YOUR GOAL: Below are some records. How many of their lines contain the string "شرکت"? Answer with the number alone.

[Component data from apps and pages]
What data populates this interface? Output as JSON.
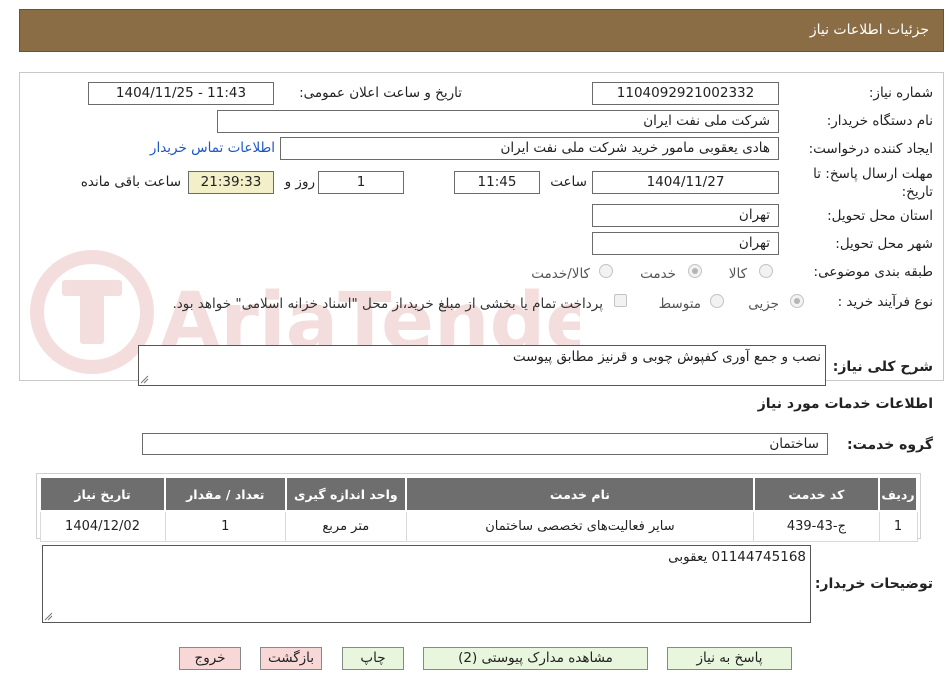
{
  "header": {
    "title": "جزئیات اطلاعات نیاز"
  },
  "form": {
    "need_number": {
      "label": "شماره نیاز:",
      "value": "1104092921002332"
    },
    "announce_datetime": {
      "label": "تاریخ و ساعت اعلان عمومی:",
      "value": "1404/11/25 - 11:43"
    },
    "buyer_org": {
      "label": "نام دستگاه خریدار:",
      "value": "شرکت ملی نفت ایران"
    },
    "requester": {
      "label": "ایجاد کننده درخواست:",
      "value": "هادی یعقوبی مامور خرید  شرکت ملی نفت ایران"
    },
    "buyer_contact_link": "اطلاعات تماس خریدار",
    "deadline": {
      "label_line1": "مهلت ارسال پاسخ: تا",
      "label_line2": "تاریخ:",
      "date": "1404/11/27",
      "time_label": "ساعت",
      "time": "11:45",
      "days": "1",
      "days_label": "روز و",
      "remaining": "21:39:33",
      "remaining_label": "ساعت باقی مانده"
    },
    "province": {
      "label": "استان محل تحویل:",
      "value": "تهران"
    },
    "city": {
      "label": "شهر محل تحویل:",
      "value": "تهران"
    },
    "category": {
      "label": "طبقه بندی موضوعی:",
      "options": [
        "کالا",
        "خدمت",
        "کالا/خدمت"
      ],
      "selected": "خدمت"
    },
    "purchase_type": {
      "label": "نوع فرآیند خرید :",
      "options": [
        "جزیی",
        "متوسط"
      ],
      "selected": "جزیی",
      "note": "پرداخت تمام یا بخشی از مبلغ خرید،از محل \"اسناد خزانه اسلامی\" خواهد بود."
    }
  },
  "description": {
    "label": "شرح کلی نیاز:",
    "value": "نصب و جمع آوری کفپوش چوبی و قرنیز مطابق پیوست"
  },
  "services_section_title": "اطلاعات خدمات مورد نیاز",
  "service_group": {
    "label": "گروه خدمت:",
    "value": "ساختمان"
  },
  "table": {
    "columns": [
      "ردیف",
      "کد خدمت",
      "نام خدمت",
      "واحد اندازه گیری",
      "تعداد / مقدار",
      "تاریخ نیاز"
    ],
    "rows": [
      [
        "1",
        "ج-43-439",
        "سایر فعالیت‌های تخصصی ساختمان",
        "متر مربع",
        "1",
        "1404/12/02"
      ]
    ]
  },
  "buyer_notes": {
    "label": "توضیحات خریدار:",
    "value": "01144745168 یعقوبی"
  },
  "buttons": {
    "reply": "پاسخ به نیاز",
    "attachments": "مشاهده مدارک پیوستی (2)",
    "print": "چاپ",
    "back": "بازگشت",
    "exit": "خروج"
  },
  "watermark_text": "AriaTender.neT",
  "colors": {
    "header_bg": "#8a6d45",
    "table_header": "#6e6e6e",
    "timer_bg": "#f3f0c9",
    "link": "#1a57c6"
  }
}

TASK SOLUTION: 2